▸ **EXERCISE OBJECTIVE**: Wherever "false" turns up in the entries, copy out the line that holds it.

▸ **TASK INPUTS**:
━━━━━━━━━━
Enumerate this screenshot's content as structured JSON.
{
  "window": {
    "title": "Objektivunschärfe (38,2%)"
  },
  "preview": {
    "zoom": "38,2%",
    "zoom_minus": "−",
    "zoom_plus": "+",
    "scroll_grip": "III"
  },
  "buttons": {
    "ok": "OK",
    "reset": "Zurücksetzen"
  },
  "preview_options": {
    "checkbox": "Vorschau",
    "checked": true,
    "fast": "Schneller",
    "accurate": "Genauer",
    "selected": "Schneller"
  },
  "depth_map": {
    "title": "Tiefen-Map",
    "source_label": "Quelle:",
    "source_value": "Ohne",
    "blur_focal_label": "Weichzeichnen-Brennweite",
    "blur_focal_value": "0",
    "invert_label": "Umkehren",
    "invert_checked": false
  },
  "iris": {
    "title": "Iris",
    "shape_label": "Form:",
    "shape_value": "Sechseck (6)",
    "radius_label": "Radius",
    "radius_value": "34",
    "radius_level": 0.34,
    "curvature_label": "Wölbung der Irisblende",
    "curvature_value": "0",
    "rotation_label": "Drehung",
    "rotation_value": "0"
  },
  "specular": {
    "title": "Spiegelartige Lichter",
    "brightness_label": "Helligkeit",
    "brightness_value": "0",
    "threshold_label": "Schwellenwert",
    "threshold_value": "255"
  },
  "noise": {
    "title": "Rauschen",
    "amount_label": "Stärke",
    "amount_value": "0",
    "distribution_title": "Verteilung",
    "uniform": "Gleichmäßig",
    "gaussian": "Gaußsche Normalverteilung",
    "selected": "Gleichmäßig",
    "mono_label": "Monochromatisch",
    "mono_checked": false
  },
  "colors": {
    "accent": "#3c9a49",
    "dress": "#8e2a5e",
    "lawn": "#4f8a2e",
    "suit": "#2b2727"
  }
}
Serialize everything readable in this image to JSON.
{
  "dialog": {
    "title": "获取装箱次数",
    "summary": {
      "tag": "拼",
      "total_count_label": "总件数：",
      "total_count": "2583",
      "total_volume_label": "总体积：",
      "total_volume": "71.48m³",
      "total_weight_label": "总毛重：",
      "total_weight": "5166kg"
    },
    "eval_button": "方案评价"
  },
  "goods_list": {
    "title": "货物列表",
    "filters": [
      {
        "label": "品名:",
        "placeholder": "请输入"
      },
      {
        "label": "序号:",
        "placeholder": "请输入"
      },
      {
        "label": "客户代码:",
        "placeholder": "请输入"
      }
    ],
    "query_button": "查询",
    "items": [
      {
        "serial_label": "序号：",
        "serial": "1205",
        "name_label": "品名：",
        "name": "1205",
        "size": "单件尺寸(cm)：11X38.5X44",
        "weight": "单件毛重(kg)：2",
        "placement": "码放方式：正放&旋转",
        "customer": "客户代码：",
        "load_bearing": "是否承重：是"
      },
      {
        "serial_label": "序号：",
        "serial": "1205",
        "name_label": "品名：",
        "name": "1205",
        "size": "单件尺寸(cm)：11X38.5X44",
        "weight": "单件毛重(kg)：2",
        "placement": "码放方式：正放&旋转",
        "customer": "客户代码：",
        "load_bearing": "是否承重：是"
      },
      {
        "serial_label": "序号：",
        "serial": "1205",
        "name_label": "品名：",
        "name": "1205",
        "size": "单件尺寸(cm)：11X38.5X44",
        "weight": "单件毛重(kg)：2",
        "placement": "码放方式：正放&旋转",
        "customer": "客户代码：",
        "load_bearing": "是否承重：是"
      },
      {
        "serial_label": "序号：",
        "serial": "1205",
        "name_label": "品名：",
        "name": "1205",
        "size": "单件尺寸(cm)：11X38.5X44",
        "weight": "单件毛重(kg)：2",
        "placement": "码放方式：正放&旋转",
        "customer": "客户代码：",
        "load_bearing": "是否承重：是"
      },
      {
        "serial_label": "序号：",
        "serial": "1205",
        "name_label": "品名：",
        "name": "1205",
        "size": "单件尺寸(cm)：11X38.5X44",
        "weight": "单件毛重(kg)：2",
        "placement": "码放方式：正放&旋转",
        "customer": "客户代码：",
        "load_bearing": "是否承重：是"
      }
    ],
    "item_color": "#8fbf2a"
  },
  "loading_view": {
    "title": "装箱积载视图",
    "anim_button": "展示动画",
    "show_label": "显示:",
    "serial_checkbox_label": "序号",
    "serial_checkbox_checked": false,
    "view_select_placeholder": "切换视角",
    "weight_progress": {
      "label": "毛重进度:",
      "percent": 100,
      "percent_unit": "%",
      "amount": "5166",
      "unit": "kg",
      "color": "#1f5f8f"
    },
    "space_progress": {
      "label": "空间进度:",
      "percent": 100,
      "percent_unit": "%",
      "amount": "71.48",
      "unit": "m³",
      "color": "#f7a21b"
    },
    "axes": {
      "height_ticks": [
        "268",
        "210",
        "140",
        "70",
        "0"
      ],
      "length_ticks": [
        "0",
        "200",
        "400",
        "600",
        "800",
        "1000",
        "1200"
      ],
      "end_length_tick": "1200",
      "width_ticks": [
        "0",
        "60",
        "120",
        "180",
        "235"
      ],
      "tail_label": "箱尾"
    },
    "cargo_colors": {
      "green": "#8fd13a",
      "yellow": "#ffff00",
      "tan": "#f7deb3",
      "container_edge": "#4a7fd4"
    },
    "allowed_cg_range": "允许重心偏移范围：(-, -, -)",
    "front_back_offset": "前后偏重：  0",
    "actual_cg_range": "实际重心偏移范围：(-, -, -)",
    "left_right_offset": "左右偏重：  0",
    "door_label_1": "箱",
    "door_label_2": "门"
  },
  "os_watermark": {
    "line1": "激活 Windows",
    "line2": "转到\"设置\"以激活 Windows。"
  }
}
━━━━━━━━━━
▸ **WRITTEN ANSWER**:
    "invert_checked": false
    "mono_checked": false
    "serial_checkbox_checked": false,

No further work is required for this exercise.